Below are some entries. Copy each line that holds the string "What".
(Recorded data)
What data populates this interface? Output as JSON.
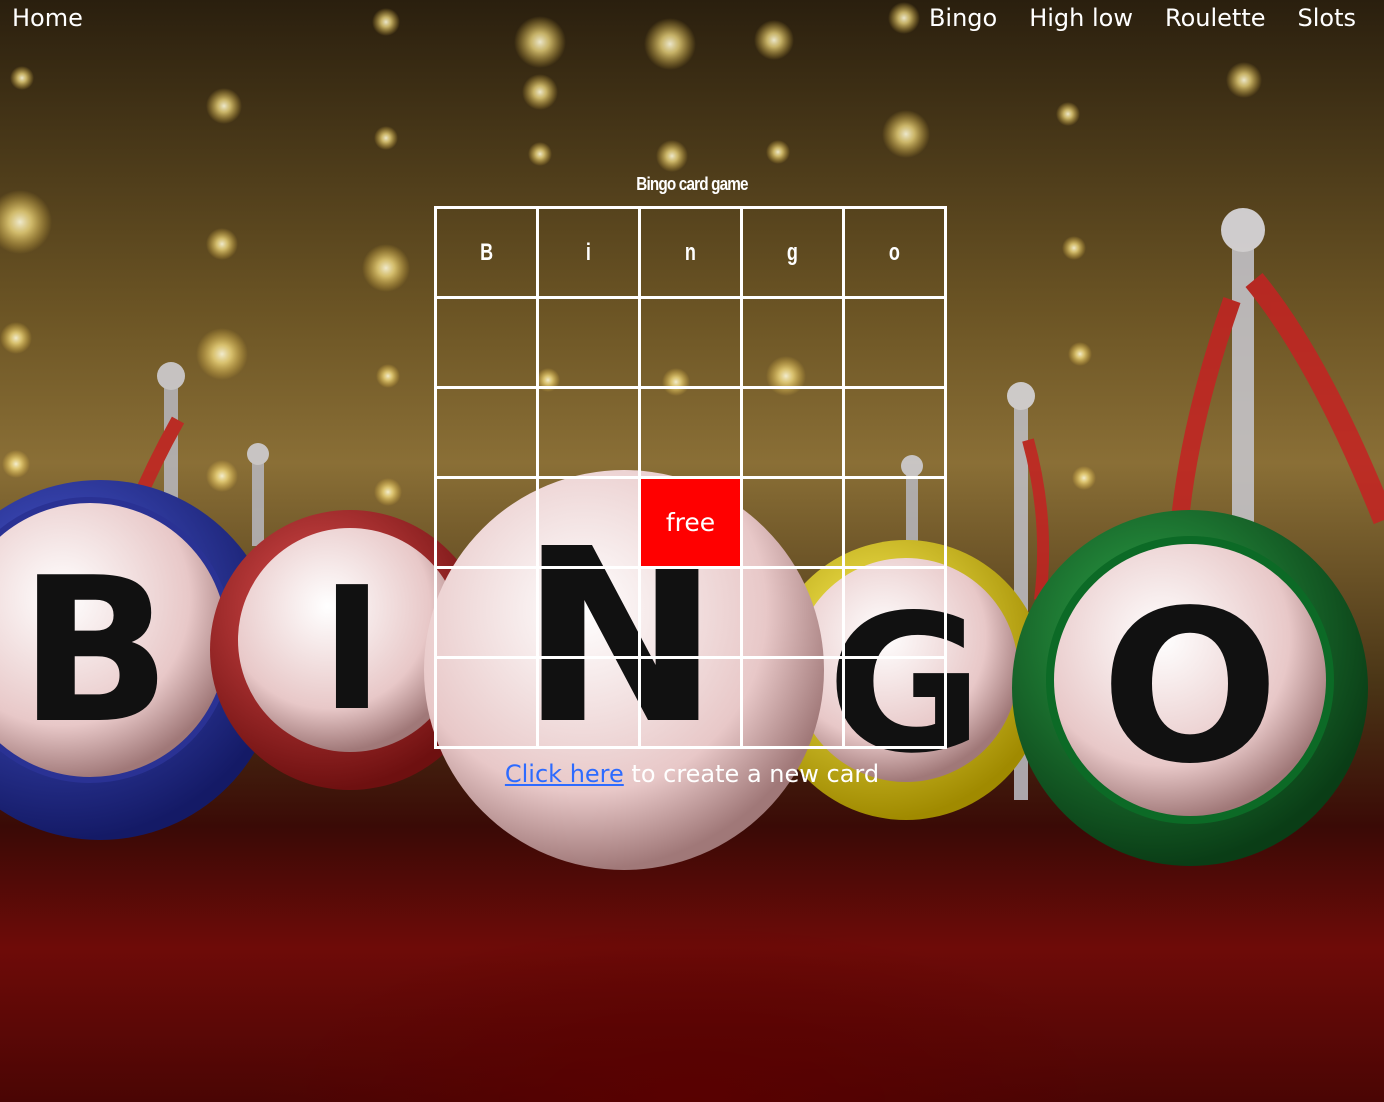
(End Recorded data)
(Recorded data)
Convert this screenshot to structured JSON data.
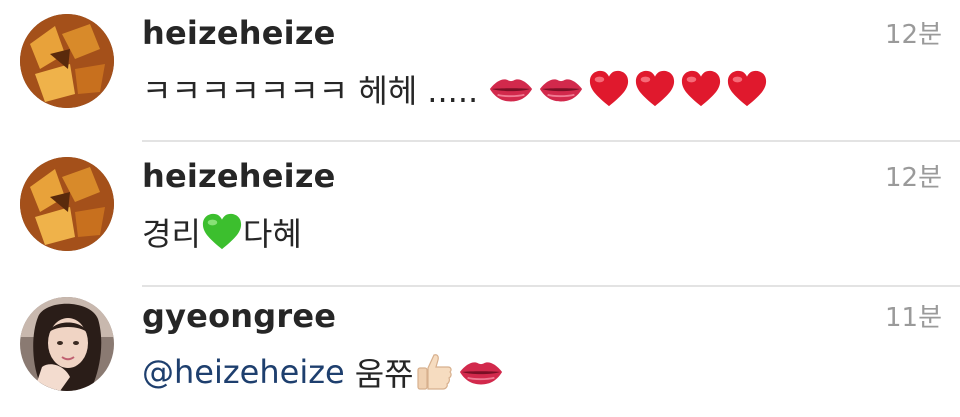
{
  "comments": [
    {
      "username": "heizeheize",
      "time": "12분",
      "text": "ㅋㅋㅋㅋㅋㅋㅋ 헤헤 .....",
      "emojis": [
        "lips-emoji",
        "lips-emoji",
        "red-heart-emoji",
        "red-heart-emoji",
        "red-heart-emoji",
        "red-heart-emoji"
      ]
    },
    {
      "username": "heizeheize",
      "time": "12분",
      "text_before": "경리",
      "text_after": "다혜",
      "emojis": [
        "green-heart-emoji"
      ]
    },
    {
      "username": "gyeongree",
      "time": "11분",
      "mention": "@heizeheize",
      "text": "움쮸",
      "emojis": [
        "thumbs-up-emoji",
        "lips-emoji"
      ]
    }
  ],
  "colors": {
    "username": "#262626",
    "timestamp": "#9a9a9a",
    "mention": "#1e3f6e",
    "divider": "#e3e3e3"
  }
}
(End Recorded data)
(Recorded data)
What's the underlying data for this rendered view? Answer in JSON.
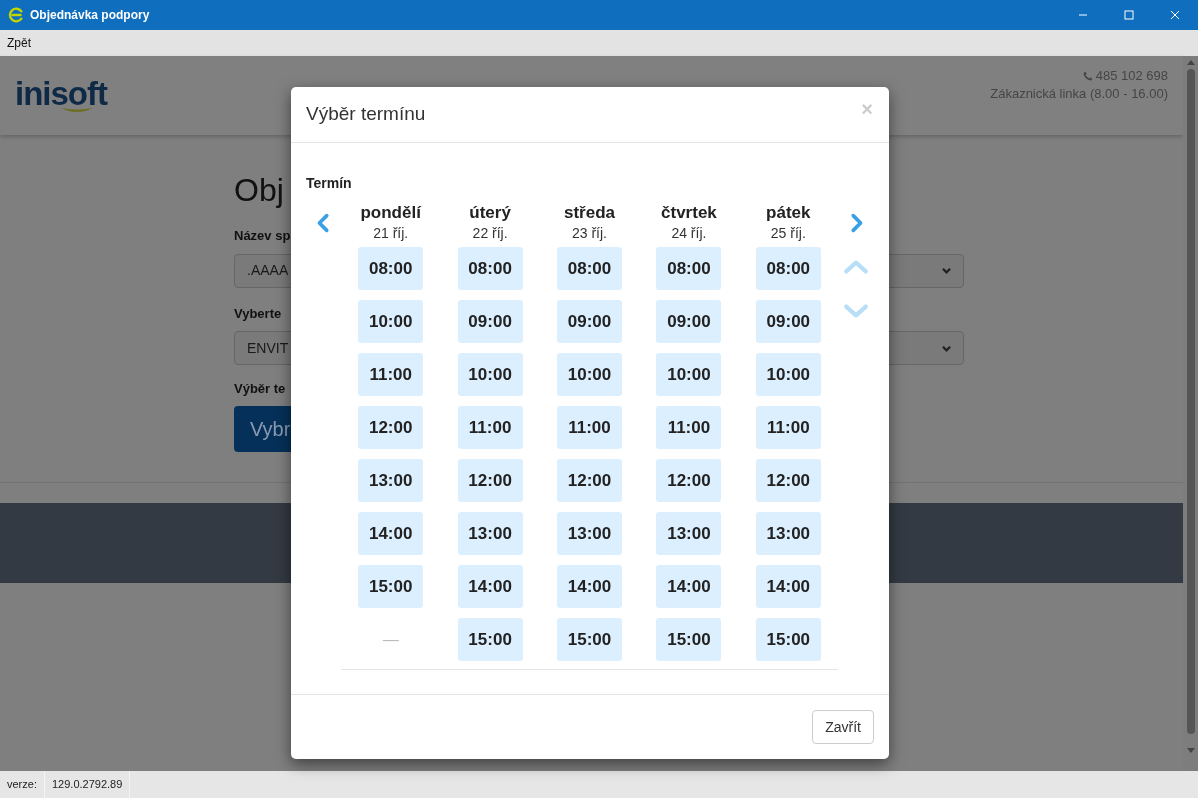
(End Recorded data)
:: Exercise solution ::
What data populates this interface? Output as JSON.
What's the underlying data for this rendered view? Answer in JSON.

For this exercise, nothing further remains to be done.